A recent report by the Canadian Partnership Against Cancer revealed an unmet need to better understand how cancer manifests itself among adolescents and young adults. This could lead to better treatment options for current and future patients.
Dr. Annette Hay, senior investigator with the Canadian Cancer Trials Group and assistant professor of hematology at Queen’s University, discusses the importance of clinical trials for this patient population. She highlights the challenges researchers face in getting this valuable data that will help develop improved cancer treatments.
Why is there insufficient research on adolescent and young adult cancer in Canada?
One of the main reasons is low recruitment rates. In 2014, only 3.5 per cent of patients aged 15 to 29 who were receiving treatment at adult cancer centres in Ontario were enrolled in clinical trials.
What are the barriers to clinical trial recruitment?
There are several, both from a policy and systems standpoint. One of the main challenges is that while children are treated at specific pediatric centres, young adults are treated at various centres and often community hospitals. Young adults are often not made aware of clinical trial opportunities. We need to improve coordination between adult cancer care centres and hospitals with clinical trial programs to ensure that young cancer patients know about trials taking place so they have a chance to apply and participate.
We also need to streamline the process to allow both adult and adolescent patients to be studied under one trial. Previously, researchers had to submit separate applications for the study of a treatment on two different patient populations. This is changing in many provinces, as applications for both groups are being reviewed by Health Canada as well as the ethics review boards simultaneously. We need to work to ensure all provinces are following this improved process.
What do you want Canadians impacted by cancer to know about clinical trials?
Clinical trials are safe and highly regulated by Health Canada. Once a treatment is in phase three of a trial, researchers are confident that the treatment works, and it should be viewed as a standard of care.
It’s important for people to know that they are not “guinea pigs.” By participating in a trial, they could receive treatment and care that could not only prolong their lives, but could provide information that might help future generations.
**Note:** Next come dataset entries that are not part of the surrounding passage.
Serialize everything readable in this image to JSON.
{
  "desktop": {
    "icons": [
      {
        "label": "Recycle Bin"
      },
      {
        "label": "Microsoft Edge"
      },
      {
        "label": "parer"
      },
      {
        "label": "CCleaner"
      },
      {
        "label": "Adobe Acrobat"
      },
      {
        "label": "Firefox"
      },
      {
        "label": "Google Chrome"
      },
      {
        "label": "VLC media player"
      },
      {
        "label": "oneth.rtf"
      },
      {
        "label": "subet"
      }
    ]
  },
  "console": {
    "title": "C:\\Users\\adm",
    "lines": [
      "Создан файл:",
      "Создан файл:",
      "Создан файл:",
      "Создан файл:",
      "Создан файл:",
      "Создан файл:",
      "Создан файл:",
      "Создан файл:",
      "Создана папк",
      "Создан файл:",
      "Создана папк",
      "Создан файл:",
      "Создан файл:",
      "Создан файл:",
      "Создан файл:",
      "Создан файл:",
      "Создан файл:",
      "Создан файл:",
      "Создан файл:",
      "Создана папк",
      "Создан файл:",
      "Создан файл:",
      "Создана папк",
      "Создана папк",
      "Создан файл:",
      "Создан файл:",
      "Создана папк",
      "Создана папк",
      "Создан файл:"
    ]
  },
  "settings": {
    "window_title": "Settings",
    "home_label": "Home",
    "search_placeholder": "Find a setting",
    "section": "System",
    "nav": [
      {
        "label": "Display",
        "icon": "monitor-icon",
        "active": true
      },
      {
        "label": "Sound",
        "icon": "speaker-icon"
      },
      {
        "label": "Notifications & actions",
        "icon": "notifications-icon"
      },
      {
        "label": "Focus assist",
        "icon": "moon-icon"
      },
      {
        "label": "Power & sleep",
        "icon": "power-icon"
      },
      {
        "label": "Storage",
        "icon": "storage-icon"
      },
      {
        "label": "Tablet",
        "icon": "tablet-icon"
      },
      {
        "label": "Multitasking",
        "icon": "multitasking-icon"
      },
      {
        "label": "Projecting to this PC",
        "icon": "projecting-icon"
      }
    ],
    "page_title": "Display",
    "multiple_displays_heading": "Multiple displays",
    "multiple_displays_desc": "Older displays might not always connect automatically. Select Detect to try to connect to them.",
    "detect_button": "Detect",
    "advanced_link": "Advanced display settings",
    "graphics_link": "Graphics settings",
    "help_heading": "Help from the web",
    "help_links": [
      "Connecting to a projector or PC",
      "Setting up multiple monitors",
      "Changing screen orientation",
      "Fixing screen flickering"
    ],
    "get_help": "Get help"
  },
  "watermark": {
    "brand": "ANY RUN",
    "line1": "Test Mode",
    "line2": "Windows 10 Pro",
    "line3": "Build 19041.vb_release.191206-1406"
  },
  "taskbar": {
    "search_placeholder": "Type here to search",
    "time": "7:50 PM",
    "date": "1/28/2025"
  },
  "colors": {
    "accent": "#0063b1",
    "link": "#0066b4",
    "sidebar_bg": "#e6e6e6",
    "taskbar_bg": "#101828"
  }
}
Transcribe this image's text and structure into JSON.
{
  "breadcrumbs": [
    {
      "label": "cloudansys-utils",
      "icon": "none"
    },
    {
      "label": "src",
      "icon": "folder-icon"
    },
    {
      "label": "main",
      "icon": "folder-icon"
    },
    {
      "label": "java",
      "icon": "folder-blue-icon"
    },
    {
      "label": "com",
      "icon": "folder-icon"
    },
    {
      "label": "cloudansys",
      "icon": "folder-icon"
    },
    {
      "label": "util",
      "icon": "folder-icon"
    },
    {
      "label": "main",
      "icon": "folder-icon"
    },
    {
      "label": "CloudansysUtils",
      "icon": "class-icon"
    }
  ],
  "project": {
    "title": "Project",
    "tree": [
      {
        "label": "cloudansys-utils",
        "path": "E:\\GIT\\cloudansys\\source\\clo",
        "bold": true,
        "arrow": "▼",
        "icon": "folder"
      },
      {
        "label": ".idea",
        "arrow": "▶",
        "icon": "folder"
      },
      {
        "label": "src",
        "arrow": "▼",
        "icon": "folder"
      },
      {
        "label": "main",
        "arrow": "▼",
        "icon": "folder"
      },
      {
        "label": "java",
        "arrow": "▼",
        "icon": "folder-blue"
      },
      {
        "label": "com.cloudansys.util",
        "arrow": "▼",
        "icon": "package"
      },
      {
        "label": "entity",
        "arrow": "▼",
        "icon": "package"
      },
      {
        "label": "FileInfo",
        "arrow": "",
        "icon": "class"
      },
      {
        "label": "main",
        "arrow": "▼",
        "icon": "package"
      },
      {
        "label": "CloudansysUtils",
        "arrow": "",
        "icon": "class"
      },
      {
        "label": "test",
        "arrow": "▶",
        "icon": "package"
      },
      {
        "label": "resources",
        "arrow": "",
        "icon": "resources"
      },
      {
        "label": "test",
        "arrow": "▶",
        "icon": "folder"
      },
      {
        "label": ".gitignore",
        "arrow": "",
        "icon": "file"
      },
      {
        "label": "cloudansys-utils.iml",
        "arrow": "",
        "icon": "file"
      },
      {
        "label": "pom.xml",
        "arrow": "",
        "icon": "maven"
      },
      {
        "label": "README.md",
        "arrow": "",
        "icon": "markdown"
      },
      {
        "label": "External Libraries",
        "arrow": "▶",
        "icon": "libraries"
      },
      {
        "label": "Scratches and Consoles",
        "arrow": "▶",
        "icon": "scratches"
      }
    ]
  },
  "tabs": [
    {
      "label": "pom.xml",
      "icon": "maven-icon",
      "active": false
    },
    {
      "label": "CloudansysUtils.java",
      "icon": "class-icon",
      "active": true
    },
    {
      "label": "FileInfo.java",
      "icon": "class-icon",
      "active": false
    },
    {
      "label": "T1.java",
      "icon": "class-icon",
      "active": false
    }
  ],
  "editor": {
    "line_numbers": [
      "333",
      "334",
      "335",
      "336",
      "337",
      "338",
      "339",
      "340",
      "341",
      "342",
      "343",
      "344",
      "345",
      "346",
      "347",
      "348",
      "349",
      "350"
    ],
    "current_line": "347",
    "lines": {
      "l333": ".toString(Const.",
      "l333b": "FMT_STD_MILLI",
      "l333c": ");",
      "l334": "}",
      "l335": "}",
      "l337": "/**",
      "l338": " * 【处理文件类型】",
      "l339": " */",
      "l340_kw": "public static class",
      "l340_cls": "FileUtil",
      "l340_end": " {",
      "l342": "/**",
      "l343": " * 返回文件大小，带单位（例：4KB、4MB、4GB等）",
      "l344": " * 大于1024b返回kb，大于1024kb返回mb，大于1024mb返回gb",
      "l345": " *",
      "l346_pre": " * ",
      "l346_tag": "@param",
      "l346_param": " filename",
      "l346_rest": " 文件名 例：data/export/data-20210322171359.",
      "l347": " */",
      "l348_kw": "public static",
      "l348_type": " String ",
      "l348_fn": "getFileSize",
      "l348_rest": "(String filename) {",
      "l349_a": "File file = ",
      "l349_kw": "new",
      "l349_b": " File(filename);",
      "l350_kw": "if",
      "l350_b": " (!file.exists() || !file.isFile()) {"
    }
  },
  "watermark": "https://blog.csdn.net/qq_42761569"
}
Learn more about the 2017 Adolescents and Young Adult Cancer report at www.systemperformance.ca/aya-nc.